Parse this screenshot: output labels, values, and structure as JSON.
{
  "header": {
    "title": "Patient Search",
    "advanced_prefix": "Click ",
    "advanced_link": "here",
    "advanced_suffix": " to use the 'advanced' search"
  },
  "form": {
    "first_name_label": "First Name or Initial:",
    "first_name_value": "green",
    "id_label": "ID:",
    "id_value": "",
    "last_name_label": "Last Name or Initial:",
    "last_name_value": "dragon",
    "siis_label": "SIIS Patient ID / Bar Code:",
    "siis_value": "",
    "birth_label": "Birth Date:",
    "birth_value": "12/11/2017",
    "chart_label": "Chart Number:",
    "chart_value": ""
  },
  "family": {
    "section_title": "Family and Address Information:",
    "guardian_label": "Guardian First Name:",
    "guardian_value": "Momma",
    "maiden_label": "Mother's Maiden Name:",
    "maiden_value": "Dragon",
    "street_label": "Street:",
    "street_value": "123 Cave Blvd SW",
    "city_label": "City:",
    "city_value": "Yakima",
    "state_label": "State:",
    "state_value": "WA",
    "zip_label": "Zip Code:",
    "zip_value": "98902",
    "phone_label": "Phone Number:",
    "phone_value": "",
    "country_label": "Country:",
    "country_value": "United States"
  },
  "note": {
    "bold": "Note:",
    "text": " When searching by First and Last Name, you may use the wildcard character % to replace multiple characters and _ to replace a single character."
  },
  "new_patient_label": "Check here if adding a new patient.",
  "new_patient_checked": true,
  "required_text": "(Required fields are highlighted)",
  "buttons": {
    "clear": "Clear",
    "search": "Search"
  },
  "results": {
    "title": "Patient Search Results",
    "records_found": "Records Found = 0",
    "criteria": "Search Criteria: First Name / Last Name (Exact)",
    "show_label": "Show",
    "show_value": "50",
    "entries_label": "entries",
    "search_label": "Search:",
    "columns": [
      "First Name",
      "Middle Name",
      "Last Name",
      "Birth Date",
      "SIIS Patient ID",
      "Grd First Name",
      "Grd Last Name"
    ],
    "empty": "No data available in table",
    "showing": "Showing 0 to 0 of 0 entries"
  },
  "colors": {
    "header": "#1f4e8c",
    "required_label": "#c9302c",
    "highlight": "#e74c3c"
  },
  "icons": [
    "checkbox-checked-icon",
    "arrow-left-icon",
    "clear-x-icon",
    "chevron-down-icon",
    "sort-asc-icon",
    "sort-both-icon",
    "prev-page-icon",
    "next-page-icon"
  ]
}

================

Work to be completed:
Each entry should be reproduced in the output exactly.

Answer area:
Parse this screenshot: output labels, values, and structure as JSON.
{
  "header": {
    "title": "Patient Search",
    "advanced_prefix": "Click ",
    "advanced_link": "here",
    "advanced_suffix": " to use the 'advanced' search"
  },
  "form": {
    "first_name_label": "First Name or Initial:",
    "first_name_value": "green",
    "id_label": "ID:",
    "id_value": "",
    "last_name_label": "Last Name or Initial:",
    "last_name_value": "dragon",
    "siis_label": "SIIS Patient ID / Bar Code:",
    "siis_value": "",
    "birth_label": "Birth Date:",
    "birth_value": "12/11/2017",
    "chart_label": "Chart Number:",
    "chart_value": ""
  },
  "family": {
    "section_title": "Family and Address Information:",
    "guardian_label": "Guardian First Name:",
    "guardian_value": "Momma",
    "maiden_label": "Mother's Maiden Name:",
    "maiden_value": "Dragon",
    "street_label": "Street:",
    "street_value": "123 Cave Blvd SW",
    "city_label": "City:",
    "city_value": "Yakima",
    "state_label": "State:",
    "state_value": "WA",
    "zip_label": "Zip Code:",
    "zip_value": "98902",
    "phone_label": "Phone Number:",
    "phone_value": "",
    "country_label": "Country:",
    "country_value": "United States"
  },
  "note": {
    "bold": "Note:",
    "text": " When searching by First and Last Name, you may use the wildcard character % to replace multiple characters and _ to replace a single character."
  },
  "new_patient_label": "Check here if adding a new patient.",
  "new_patient_checked": true,
  "required_text": "(Required fields are highlighted)",
  "buttons": {
    "clear": "Clear",
    "search": "Search"
  },
  "results": {
    "title": "Patient Search Results",
    "records_found": "Records Found = 0",
    "criteria": "Search Criteria: First Name / Last Name (Exact)",
    "show_label": "Show",
    "show_value": "50",
    "entries_label": "entries",
    "search_label": "Search:",
    "columns": [
      "First Name",
      "Middle Name",
      "Last Name",
      "Birth Date",
      "SIIS Patient ID",
      "Grd First Name",
      "Grd Last Name"
    ],
    "empty": "No data available in table",
    "showing": "Showing 0 to 0 of 0 entries"
  },
  "colors": {
    "header": "#1f4e8c",
    "required_label": "#c9302c",
    "highlight": "#e74c3c"
  },
  "icons": [
    "checkbox-checked-icon",
    "arrow-left-icon",
    "clear-x-icon",
    "chevron-down-icon",
    "sort-asc-icon",
    "sort-both-icon",
    "prev-page-icon",
    "next-page-icon"
  ]
}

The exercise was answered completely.